The Uses Of Sorrow
Someone I loved once gave me
a box full of darkness.
It took me years to understand
that this, too, was a gift.”
Tomorrow marks the fifth anniversary of Matthew’s death. Five years. It’s almost impossible to wrap my head (and heart) around this indisputable fact. On the one hand, five years ago seems like an eternity, while on the other it seems like only yesterday.
We miss Matthew more than you can know. I spend a lot of time thinking about him, wondering what he would be doing now at the age of 26, (wondering what he IS doing now). It’s a mystery that I hope will one day reveal itself. I’ve learned a lot about grief during these past five years. I’ve learned that grief brings with it great gifts, although they may not be apparent for months or even years later. I discovered that out of this shattering loss, I am grateful more than ever for everything that life has to offer.
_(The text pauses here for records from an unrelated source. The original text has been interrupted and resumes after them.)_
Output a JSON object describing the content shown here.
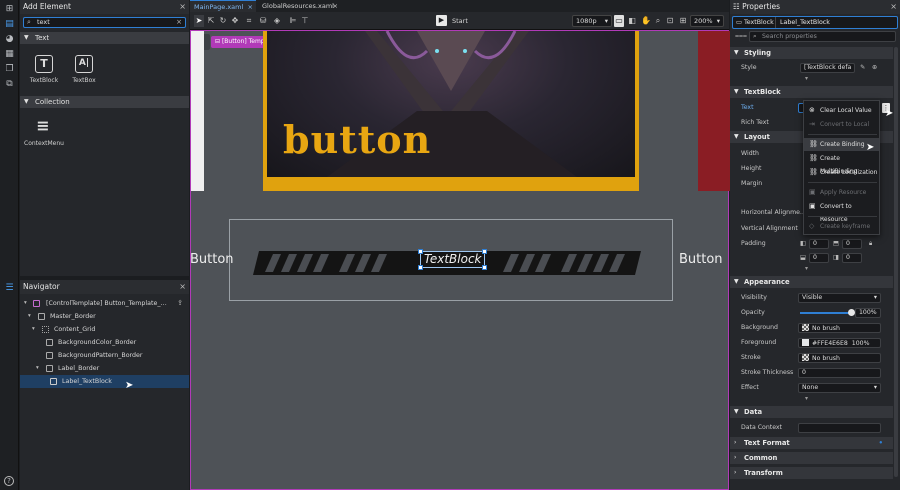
{
  "rail": {
    "icons": [
      "insert-icon",
      "layers-icon",
      "palette-icon",
      "media-icon",
      "pages-icon",
      "resources-icon",
      "navigator-icon",
      "help-icon"
    ]
  },
  "add_element": {
    "title": "Add Element",
    "close_glyph": "×",
    "search_value": "text",
    "search_clear_glyph": "×",
    "sections": {
      "text": "Text",
      "collection": "Collection"
    },
    "tiles": [
      {
        "label": "TextBlock",
        "glyph": "T"
      },
      {
        "label": "TextBox",
        "glyph": "A|"
      },
      {
        "label": "ContextMenu",
        "glyph": "≡"
      }
    ]
  },
  "navigator": {
    "title": "Navigator",
    "close_glyph": "×",
    "tree": [
      {
        "label": "[ControlTemplate] Button_Template_…",
        "level": 0,
        "toggle": "▾"
      },
      {
        "label": "Master_Border",
        "level": 1,
        "toggle": "▾"
      },
      {
        "label": "Content_Grid",
        "level": 2,
        "toggle": "▾"
      },
      {
        "label": "BackgroundColor_Border",
        "level": 3,
        "toggle": ""
      },
      {
        "label": "BackgroundPattern_Border",
        "level": 3,
        "toggle": ""
      },
      {
        "label": "Label_Border",
        "level": 3,
        "toggle": "▾"
      },
      {
        "label": "Label_TextBlock",
        "level": 4,
        "toggle": ""
      }
    ]
  },
  "docs": {
    "tabs": [
      {
        "label": "MainPage.xaml",
        "close": "×"
      },
      {
        "label": "GlobalResources.xaml",
        "close": "×"
      }
    ],
    "start_label": "Start",
    "resolution": "1080p",
    "zoom": "200%",
    "chevron": "▾"
  },
  "canvas": {
    "breadcrumb": "[Button] Template",
    "hero_text": "button",
    "left_label": "Button",
    "right_label": "Button",
    "textblock_label": "TextBlock"
  },
  "properties": {
    "title": "Properties",
    "close_glyph": "×",
    "type_label": "TextBlock",
    "name_value": "Label_TextBlock",
    "search_placeholder": "Search properties",
    "styling": {
      "header": "Styling",
      "style_label": "Style",
      "style_value": "[TextBlock defa"
    },
    "textblock": {
      "header": "TextBlock",
      "text_label": "Text",
      "rich_label": "Rich Text"
    },
    "layout": {
      "header": "Layout",
      "width": "Width",
      "height": "Height",
      "margin": "Margin",
      "halign": "Horizontal Alignme…",
      "valign": "Vertical Alignment",
      "padding": "Padding",
      "padding_values": [
        "0",
        "0",
        "0",
        "0"
      ]
    },
    "appearance": {
      "header": "Appearance",
      "visibility_label": "Visibility",
      "visibility_value": "Visible",
      "opacity_label": "Opacity",
      "opacity_value": "100%",
      "opacity_fraction": 1.0,
      "background_label": "Background",
      "background_value": "No brush",
      "foreground_label": "Foreground",
      "foreground_value": "#FFE4E6E8",
      "foreground_pct": "100%",
      "foreground_color": "#e4e6e8",
      "stroke_label": "Stroke",
      "stroke_value": "No brush",
      "thickness_label": "Stroke Thickness",
      "thickness_value": "0",
      "effect_label": "Effect",
      "effect_value": "None"
    },
    "data": {
      "header": "Data",
      "context_label": "Data Context"
    },
    "collapsed": [
      "Text Format",
      "Common",
      "Transform"
    ],
    "caret": "▾",
    "caret_right": "›"
  },
  "context_menu": {
    "items": [
      {
        "label": "Clear Local Value",
        "disabled": false,
        "icon": "⊗"
      },
      {
        "label": "Convert to Local",
        "disabled": true,
        "icon": "⇥"
      },
      {
        "label": "Create Binding",
        "disabled": false,
        "icon": "⛓"
      },
      {
        "label": "Create MultiBinding",
        "disabled": false,
        "icon": "⛓"
      },
      {
        "label": "Create Localization",
        "disabled": false,
        "icon": "⛓"
      },
      {
        "label": "Apply Resource",
        "disabled": true,
        "icon": "▣"
      },
      {
        "label": "Convert to Resource",
        "disabled": false,
        "icon": "▣"
      },
      {
        "label": "Create keyframe",
        "disabled": true,
        "icon": "◇"
      }
    ]
  },
  "colors": {
    "accent": "#2f7fd4",
    "selection": "#b13ab8",
    "gold": "#e0a20e",
    "nav_selected": "#1f3f63"
  }
}
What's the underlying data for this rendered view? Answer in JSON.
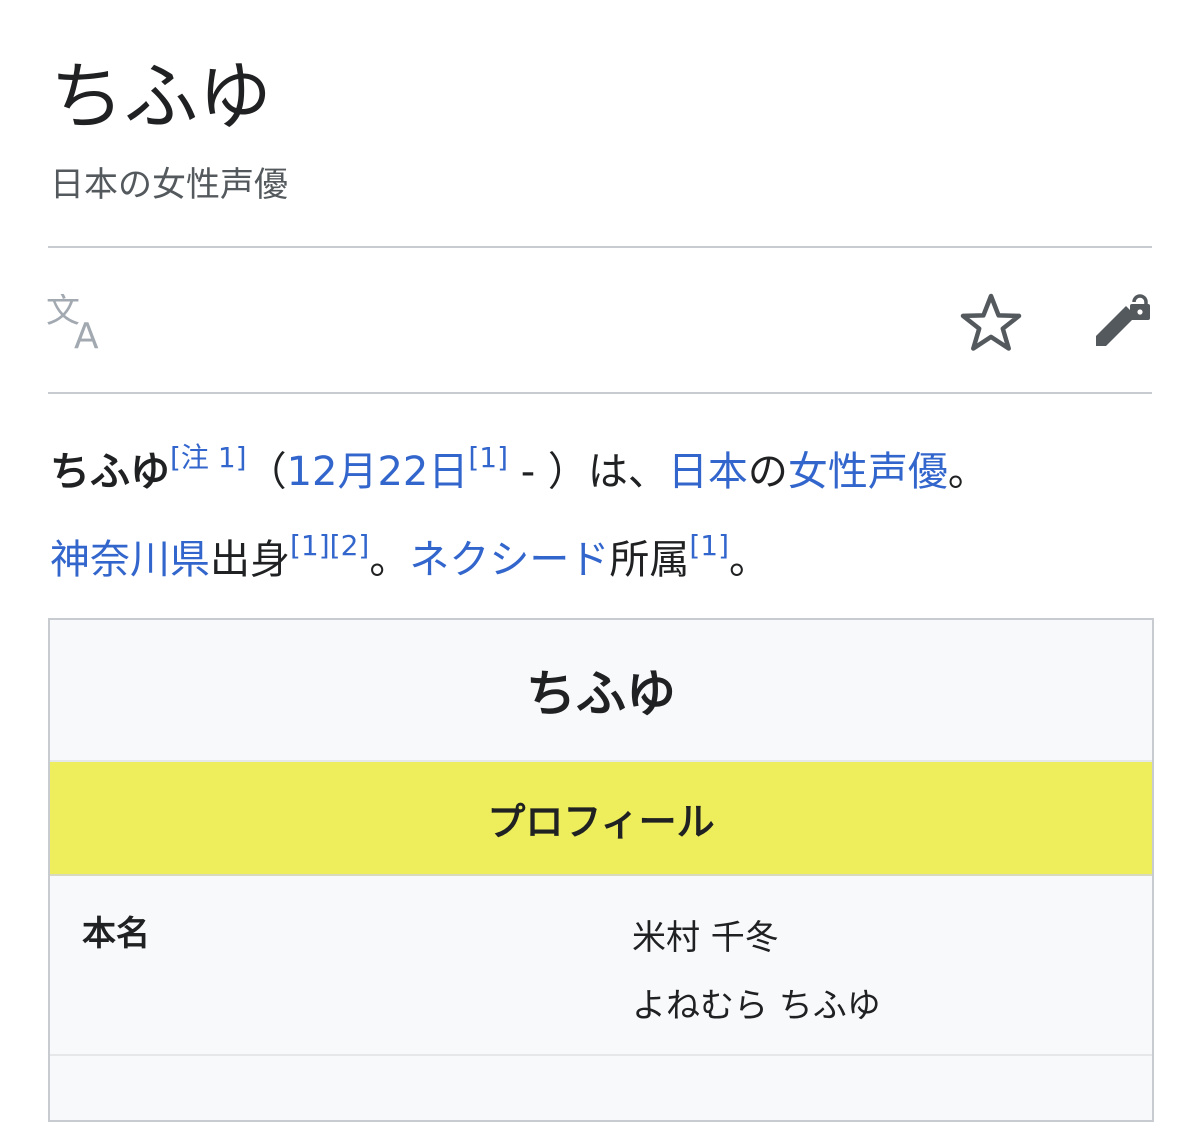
{
  "page": {
    "title": "ちふゆ",
    "description": "日本の女性声優"
  },
  "toolbar": {
    "language_icon": "translate-icon",
    "watch_icon": "star-icon",
    "edit_icon": "edit-locked-icon"
  },
  "lead": {
    "name": "ちふゆ",
    "note_ref": "[注 1]",
    "open_paren": "（",
    "birthday": "12月22日",
    "ref1": "[1]",
    "dash_close": " - ）は、",
    "country": "日本",
    "no": "の",
    "profession": "女性声優",
    "period1": "。",
    "prefecture": "神奈川県",
    "origin": "出身",
    "ref2": "[1]",
    "ref3": "[2]",
    "period2": "。",
    "agency": "ネクシード",
    "affiliation": "所属",
    "ref4": "[1]",
    "period3": "。"
  },
  "infobox": {
    "title": "ちふゆ",
    "section": "プロフィール",
    "rows": [
      {
        "label": "本名",
        "value_line1": "米村 千冬",
        "value_line2": "よねむら ちふゆ"
      }
    ]
  },
  "colors": {
    "link": "#3366cc",
    "section_header_bg": "#eeee5c",
    "infobox_bg": "#f8f9fa",
    "rule": "#c8ccd1"
  }
}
I’m also very aware that my life had been relatively easy before Matthew died. Of course there had been many bumps and sharp curves, and ups and downs. I had lost my wonderful dad when I was in my early 30’s, and a dear friend died five years before Matthew. Both of these losses created huge holes in my life. But nothing prepared me for the grief that fell upon our family five years ago. Matthew’s death brought us to our knees, and overnight our world shifted on its axis.
I remember a father and son came to visit us in the first week when we were sitting shiva. He had coached Matthew in baseball, and had tragically lost his daughter (also in her 20’s) to a brain aneurysm three years before. When they came into our house, I was struck by how tender and fragile they seemed. I remember looking at them—three years further ahead on the journey—and realizing then just how devastating this loss would be. I honestly think we were still in a bit of shock that first week. I saw that time would not erase the hole that had just been etched into my heart. I also saw that a special connection occurs between other families who lose children. I was now a member of a club no parent EVER wants to join.
My sorrow has made me more aware of others’ pain and sorrow. It’s made me ponder the whys of life in much more heartfelt ways than before. In my case, it led me to working with others who have experienced overwhelming loss, and I now facilitate Grief Support Groups. I am comfortable in the role of creating safe spaces for people to share their stories in their darkest moments. I consider it an honor to sit amongst the bereaved and “companion” them along their journeys.
Writing has also been immensely helpful to me these past five years. I started this blog 17 months after Matthew’s passing, and have been grateful for this forum. Not only has it been a way to process my own grief, but I have met so many others who wrote me with their stories. I have been truly humbled by others’ experiences. But I think I am going to wrap up Grief & Gratitude. I will, of course, leave it up and welcome anyone to forward it on to someone you think might benefit by reading the words of a bereaved mom. I am also always willing to be contacted by e-mail should someone want to “talk.” I see that as part of my new role in life. But I don’t think I am going to continue on with the blog. I feel like I have said what I needed to say, and I have some other writing I’d like to do. I am grateful to all of you who have read Grief & Gratitude over the years. Your comments and support have helped me more than you will ever know. Thank you.
No one knows what is going to happen tomorrow (or even in the next hour). It is the rare person who does not experience many losses in the course of a lifetime. It’s the cost of being human, and of loving. We don’t have control over these events, or I would argue, many events. Life happens. It’s what you do afterwards that is in your control. You do have a choice then as to how you move forward with your new reality. You can let your heart, which has been broken into a million pieces, remain on the ground with its jagged edges strewn about, cutting you and others as you tiptoe through your new existence. Or you can begin the hard task of putting it back together again. It will be very different, and will never go back to how it once was. But, like a beautiful mosaic, it will take on a new shape and have new meaning. And all those little pieces that don’t quite fit together like they used to, will let the light in and out as you move through the world.
Life is hard, there’s no doubt about that. We live in a seemingly broken world. But I found out that we are remarkably resilient beings. I learned as we make our way through our messy, unpredictable lives that it’s the connections we make along the way that really matter. Each of these connections, whether a brief one-time encounter at the grocery store or a longstanding friendship, gets woven into our very essence, making us who we are. We should all try to remember to be gentle with one another as we laugh and cry and breathe and love our way through our time on earth. Let’s inspire each other and lend a hand or an ear when we can. We don’t know how long we’ve got, so we might as well treat the time we have, like the gift it is. Namaste.